### WORK ITEM:
Filter out every line below that lacks "HomePicbyPidBean", and copy the rest.

### EXCERPTED RECORDS:
******************************

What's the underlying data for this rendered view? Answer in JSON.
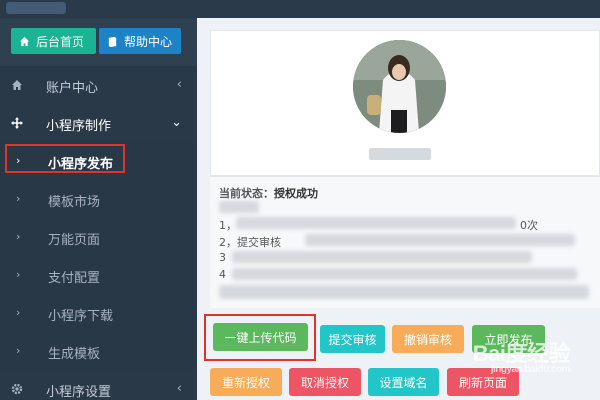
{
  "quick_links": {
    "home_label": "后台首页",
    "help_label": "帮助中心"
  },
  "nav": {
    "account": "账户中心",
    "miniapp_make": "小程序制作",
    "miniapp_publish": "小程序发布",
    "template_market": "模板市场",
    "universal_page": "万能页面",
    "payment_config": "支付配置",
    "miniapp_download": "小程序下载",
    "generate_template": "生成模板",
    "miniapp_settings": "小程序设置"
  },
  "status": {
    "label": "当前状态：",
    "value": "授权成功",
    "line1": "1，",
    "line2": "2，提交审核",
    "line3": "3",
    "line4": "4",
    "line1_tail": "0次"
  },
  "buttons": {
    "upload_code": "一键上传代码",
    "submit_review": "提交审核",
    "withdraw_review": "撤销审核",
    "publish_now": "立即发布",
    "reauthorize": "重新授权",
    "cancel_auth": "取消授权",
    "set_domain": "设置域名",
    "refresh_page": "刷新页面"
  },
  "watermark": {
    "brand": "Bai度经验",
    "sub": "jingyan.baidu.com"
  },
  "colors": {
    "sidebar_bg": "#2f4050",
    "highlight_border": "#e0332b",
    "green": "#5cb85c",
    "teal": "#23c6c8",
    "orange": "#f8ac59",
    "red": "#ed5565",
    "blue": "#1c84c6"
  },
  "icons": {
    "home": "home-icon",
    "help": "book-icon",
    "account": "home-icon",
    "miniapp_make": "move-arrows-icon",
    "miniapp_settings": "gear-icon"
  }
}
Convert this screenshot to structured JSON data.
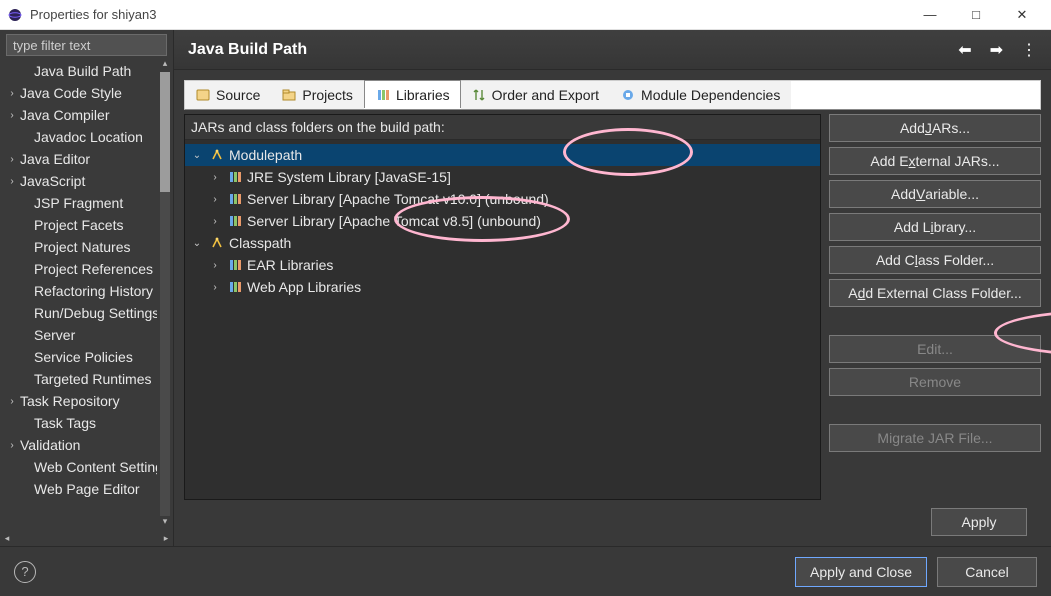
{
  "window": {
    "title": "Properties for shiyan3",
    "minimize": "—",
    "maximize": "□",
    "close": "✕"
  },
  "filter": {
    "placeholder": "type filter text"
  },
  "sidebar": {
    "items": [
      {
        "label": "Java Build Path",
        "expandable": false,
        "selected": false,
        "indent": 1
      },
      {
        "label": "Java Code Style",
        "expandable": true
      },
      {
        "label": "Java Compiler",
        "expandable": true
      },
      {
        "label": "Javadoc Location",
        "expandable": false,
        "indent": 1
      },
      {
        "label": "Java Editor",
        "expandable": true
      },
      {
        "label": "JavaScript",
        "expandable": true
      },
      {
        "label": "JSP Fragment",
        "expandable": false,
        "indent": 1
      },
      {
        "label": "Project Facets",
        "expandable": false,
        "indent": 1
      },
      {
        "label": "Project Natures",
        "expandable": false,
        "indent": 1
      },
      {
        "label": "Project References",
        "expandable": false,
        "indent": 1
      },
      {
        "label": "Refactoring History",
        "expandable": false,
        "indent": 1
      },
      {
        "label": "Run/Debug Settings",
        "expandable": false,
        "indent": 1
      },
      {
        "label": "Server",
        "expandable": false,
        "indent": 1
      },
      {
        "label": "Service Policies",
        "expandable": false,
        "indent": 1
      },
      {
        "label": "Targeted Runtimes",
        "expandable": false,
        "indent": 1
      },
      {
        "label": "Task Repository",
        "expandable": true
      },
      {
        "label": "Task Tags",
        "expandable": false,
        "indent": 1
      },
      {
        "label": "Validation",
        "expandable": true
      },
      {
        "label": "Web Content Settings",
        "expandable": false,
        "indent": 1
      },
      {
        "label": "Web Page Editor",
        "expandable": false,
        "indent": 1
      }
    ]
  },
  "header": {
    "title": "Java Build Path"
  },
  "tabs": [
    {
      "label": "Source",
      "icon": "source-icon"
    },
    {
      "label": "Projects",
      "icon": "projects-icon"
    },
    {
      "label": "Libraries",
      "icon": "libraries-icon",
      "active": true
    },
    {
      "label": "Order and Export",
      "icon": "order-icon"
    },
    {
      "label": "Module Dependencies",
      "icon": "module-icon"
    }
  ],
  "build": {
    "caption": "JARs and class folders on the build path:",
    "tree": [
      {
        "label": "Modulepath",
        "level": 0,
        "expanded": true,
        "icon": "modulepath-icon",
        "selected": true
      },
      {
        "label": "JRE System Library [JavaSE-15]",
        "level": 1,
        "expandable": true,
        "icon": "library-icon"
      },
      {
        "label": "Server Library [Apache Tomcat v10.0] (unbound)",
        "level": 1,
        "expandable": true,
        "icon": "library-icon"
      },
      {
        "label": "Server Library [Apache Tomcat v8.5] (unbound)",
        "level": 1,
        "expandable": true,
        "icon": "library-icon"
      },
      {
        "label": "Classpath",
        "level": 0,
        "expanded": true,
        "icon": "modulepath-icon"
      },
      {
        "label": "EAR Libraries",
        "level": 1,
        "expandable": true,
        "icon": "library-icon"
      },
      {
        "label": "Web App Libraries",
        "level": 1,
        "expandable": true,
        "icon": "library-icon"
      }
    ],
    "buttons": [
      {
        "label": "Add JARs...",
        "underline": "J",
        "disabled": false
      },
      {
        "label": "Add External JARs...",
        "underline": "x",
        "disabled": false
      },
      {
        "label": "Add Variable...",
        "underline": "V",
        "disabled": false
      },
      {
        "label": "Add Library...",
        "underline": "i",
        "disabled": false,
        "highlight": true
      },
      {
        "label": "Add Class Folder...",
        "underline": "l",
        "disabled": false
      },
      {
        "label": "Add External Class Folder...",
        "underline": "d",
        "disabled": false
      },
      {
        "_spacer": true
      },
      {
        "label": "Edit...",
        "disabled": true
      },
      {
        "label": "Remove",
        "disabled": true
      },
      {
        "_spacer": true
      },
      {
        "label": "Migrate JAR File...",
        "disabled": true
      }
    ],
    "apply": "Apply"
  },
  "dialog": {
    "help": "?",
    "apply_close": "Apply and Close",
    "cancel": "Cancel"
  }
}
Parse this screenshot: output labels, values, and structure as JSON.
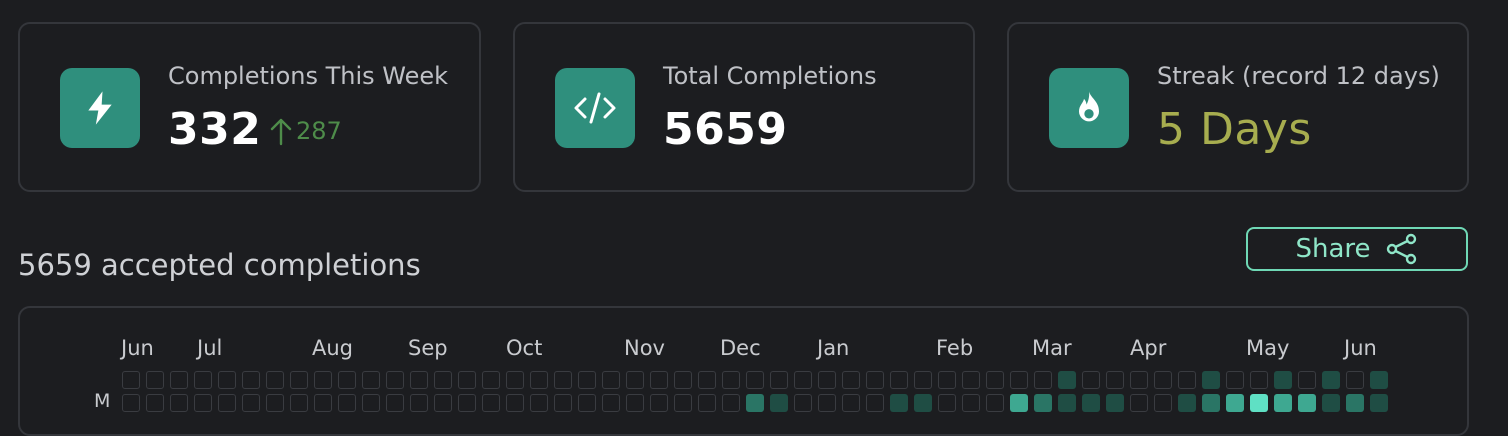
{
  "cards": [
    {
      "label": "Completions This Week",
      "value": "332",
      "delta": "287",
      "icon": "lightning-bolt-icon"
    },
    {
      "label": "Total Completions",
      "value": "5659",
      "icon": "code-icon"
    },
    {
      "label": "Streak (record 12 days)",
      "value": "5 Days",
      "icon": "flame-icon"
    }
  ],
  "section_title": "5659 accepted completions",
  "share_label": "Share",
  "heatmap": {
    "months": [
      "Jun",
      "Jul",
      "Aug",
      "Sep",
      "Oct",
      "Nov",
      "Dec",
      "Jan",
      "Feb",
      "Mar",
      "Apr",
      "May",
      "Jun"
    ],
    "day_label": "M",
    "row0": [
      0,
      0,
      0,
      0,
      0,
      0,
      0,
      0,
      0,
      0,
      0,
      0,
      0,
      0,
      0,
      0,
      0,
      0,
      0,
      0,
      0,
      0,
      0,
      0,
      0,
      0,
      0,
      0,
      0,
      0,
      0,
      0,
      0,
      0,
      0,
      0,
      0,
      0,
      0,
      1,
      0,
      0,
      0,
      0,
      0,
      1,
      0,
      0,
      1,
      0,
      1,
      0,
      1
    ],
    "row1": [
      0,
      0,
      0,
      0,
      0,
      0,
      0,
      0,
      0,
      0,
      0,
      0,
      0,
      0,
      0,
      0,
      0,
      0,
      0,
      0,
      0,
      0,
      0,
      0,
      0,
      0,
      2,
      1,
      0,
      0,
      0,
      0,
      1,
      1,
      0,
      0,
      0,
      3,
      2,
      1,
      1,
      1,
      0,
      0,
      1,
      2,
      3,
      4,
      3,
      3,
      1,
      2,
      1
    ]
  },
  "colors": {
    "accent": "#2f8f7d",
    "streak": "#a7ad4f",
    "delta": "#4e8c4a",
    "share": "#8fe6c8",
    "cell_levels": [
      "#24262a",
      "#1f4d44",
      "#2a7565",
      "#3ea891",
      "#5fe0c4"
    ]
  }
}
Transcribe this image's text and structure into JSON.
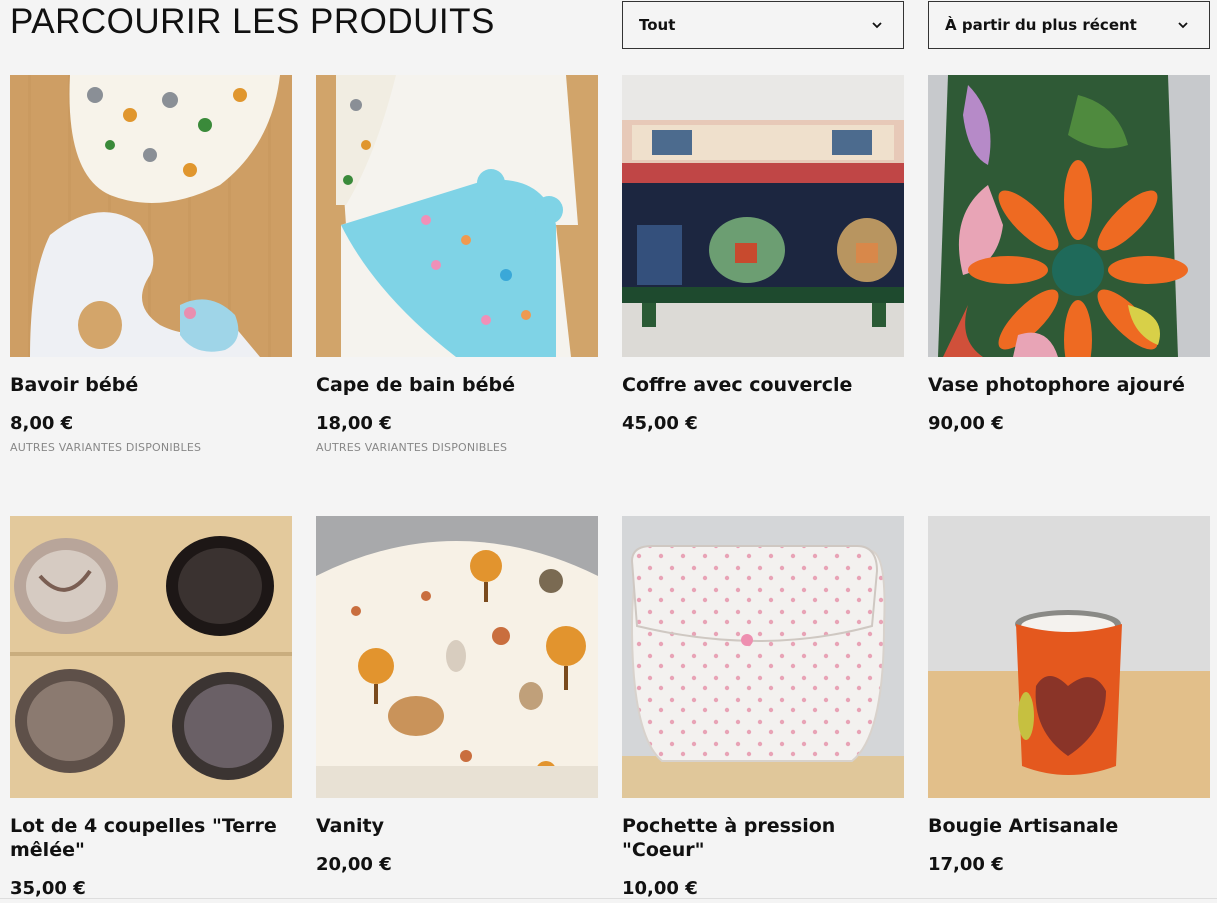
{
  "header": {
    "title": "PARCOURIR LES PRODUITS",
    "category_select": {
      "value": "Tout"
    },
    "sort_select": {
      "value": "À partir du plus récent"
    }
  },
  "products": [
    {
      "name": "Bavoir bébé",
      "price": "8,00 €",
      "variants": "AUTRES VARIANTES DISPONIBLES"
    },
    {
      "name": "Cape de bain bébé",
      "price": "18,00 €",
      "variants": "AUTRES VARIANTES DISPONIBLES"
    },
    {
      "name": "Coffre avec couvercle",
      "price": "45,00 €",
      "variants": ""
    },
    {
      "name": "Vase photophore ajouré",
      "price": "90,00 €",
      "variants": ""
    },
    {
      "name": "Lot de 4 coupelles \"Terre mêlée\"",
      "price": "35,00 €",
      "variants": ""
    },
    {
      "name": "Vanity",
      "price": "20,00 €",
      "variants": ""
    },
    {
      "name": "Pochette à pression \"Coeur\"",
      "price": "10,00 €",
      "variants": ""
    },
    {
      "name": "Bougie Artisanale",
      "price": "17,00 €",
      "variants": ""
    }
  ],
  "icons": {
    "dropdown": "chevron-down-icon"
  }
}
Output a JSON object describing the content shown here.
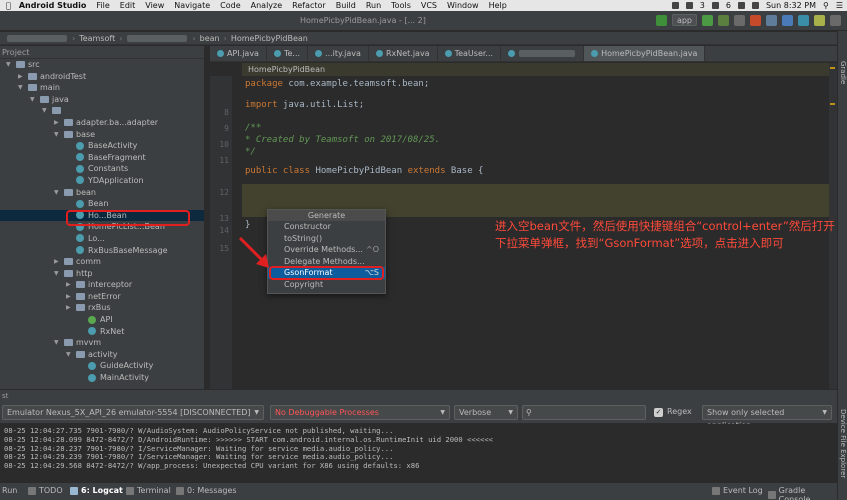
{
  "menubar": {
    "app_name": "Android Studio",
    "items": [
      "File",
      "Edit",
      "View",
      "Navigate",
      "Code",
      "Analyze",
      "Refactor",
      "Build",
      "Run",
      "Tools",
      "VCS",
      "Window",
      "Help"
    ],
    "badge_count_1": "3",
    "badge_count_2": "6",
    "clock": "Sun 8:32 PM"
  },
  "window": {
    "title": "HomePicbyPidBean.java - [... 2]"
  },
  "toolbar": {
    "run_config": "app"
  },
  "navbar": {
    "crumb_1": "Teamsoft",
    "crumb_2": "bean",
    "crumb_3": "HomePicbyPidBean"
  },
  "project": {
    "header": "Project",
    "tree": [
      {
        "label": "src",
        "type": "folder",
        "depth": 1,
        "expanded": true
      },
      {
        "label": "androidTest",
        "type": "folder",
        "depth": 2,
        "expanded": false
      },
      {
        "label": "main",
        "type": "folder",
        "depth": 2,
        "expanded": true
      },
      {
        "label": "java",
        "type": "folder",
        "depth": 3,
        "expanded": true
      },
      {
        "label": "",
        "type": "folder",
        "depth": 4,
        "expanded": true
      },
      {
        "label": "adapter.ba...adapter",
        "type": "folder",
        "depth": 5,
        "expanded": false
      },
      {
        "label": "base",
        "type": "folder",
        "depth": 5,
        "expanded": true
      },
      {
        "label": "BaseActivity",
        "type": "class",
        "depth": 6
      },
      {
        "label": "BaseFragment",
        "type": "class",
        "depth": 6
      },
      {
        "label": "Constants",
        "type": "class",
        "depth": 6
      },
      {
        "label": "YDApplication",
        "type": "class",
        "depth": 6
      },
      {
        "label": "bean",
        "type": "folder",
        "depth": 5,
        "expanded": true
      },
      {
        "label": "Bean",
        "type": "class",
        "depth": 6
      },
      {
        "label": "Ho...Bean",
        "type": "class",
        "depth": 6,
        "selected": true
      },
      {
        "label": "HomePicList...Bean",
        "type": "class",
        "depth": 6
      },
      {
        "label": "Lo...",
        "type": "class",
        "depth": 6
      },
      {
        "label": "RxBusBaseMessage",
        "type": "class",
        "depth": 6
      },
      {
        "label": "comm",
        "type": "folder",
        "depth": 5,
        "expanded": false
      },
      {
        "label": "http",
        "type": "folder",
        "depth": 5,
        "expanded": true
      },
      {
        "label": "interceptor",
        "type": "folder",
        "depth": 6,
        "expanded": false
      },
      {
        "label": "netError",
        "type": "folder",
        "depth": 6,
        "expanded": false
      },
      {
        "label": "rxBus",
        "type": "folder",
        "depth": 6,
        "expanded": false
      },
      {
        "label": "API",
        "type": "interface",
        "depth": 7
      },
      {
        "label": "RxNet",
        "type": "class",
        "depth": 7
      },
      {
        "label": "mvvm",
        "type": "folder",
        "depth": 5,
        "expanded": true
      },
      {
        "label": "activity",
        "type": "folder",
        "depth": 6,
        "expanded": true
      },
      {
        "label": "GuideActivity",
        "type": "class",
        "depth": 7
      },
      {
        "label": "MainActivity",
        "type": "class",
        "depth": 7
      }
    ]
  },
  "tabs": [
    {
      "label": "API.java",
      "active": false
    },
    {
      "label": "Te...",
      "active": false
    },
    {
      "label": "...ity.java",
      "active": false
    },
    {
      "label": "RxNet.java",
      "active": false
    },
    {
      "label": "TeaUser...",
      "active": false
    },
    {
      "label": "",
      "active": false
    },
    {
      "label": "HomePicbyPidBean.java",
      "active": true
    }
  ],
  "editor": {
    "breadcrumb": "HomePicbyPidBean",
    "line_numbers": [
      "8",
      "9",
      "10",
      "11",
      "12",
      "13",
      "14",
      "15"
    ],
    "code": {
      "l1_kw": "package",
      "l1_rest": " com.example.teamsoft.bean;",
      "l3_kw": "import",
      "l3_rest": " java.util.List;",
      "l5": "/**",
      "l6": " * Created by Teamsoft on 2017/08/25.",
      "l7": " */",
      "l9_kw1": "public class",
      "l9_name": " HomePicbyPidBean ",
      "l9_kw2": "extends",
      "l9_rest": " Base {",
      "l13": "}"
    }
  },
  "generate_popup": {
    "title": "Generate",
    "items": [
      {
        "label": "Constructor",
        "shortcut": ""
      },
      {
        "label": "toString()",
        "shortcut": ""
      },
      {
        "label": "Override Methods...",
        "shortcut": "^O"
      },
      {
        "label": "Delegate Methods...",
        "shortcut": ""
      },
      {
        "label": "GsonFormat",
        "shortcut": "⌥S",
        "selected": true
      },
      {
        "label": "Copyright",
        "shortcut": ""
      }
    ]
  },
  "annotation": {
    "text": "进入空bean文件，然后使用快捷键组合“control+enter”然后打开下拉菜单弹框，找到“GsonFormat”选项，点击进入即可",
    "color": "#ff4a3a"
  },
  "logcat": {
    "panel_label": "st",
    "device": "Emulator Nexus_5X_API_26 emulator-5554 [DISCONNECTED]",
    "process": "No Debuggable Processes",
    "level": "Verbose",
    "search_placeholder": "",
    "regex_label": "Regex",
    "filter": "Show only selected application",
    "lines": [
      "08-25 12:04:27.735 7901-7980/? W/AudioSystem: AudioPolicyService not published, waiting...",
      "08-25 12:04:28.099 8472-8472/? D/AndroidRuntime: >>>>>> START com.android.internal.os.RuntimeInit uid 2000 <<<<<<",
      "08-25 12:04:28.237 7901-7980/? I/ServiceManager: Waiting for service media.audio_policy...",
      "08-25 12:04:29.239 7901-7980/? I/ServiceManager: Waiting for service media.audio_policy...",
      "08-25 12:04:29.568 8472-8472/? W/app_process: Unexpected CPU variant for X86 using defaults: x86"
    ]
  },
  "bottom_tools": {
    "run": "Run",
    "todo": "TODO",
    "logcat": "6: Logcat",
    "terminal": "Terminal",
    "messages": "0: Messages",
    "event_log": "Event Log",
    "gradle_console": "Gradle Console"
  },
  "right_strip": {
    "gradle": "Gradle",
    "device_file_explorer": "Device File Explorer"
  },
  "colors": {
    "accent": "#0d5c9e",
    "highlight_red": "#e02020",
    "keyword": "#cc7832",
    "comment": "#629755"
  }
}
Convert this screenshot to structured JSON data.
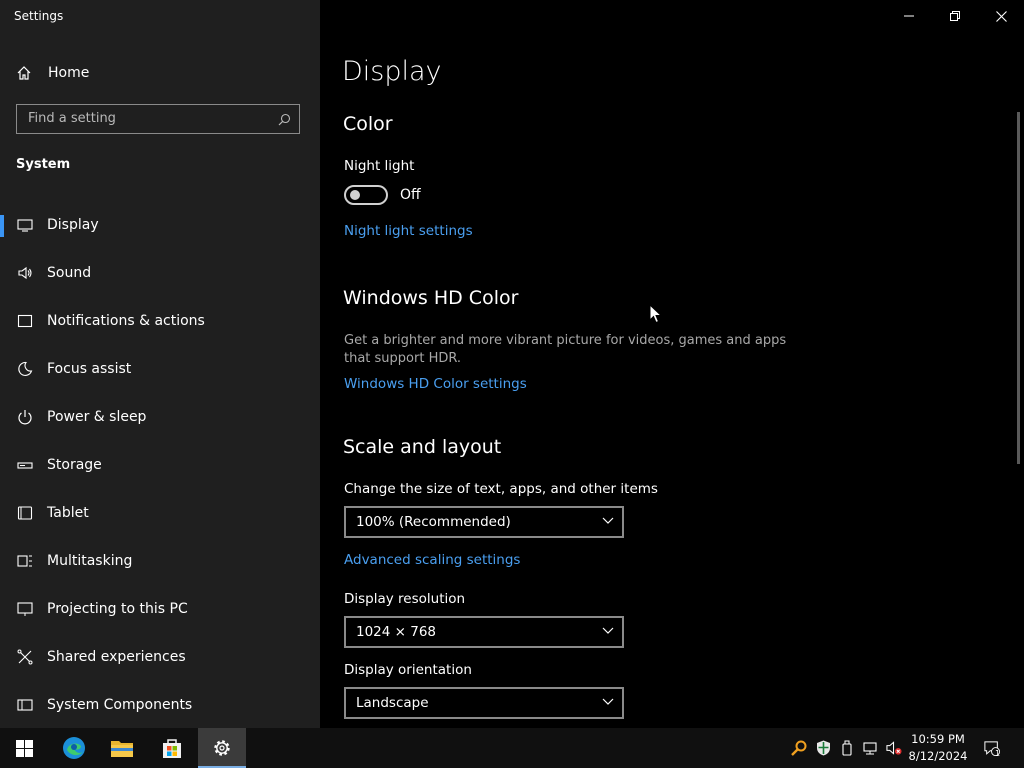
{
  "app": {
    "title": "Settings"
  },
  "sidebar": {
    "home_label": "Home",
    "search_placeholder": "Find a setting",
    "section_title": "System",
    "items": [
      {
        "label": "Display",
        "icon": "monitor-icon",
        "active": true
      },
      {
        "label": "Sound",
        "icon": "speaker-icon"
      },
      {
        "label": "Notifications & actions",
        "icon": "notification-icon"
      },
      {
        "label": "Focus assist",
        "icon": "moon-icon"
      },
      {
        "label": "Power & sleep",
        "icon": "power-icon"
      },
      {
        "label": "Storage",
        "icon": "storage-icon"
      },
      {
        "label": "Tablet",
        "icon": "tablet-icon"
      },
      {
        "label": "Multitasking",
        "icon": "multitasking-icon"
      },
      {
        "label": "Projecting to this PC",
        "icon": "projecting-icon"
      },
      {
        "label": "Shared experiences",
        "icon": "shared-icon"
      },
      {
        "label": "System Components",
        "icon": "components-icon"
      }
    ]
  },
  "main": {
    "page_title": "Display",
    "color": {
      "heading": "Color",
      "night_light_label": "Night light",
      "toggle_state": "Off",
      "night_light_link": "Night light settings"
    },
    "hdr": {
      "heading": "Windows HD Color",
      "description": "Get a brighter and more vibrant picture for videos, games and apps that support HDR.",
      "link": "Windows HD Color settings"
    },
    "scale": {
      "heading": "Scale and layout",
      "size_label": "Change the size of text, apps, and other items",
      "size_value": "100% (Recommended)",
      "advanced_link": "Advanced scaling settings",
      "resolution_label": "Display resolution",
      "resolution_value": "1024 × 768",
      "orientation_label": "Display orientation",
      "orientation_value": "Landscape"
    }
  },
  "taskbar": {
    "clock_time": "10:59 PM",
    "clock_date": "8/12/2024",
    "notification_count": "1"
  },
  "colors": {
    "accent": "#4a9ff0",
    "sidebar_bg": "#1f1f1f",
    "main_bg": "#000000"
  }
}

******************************

### RESULT FOR THIS TASK:
    "title": "HomePicbyPidBean.java - [... 2]"
    "crumb_3": "HomePicbyPidBean"
      "label": "HomePicbyPidBean.java",
    "breadcrumb": "HomePicbyPidBean",
      "l9_name": " HomePicbyPidBean ",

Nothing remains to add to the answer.